This manual was last revised at a time when these types of projects were less common. Although the manual addresses ownership issues through the use of a “building ownership status” code, this feature does not deal with facilities that are owned, operated, and maintained by an outside entity and not leased to the college or university, even though the project may play a significant role in serving the institution’s mission. Under most privatized arrangements, rental agreements are made directly between the student and the foundation or nonprofit corporation, often through its third-party manager.

The question then is whether to include a separate ownership status code that recognizes privatized projects (housing or otherwise) in the institution’s inventory. How institutions view the benefit of recognizing privatized housing in their facilities inventory may depend on their role and responsibility with respect to these types of projects. An institution that assumes a minimal role where it may, for example, only refer students to the housing project but take no part in operation or management, nor create a “residential life” program that offers specific services to students, may opt not to include such facilities in its inventory. On the other hand, an institution that assumes a more significant role, by operating and maintaining facilities under contractual agreement and being more directly involved in the relationship between the student and the housing provider, may choose to include these facilities in its inventory.

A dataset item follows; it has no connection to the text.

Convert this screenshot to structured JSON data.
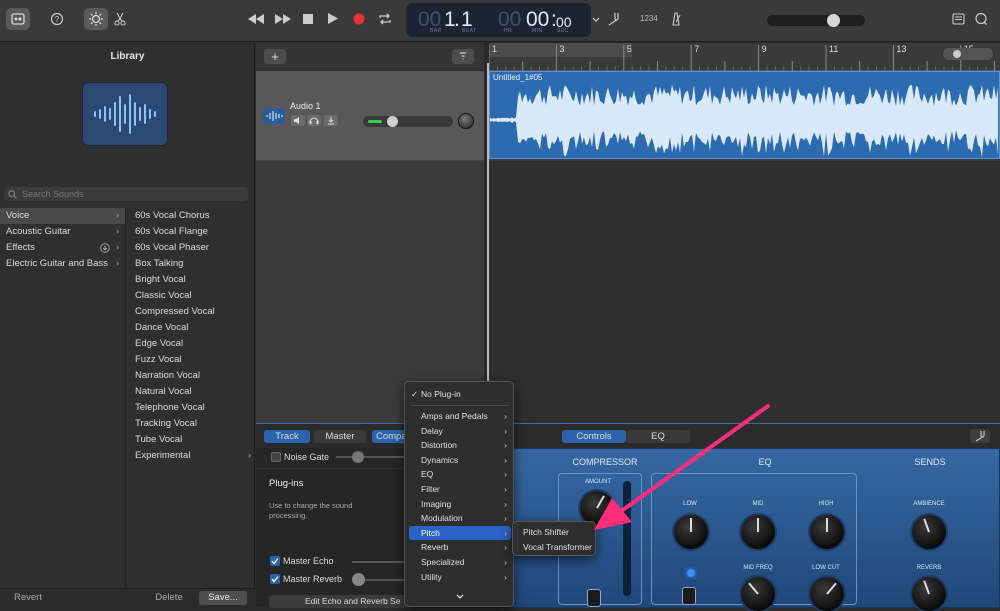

At the system, state, or national level, the facilities inventory has greater value as a source for making comparisons among institutions. For this reason, there may be greater interest in including data on privatized facilities since they can provide a better measure of total available space for institutional programs based on mission. For example, an institution may have a mission as a residential campus but have its entire housing stock owned, operated, and managed privately. If a system or state wishes to make comparisons of available residential space among its institutions, many of which may own and manage such space directly, the inclusion of privately owned housing, particularly housing situated on campus property, makes sense.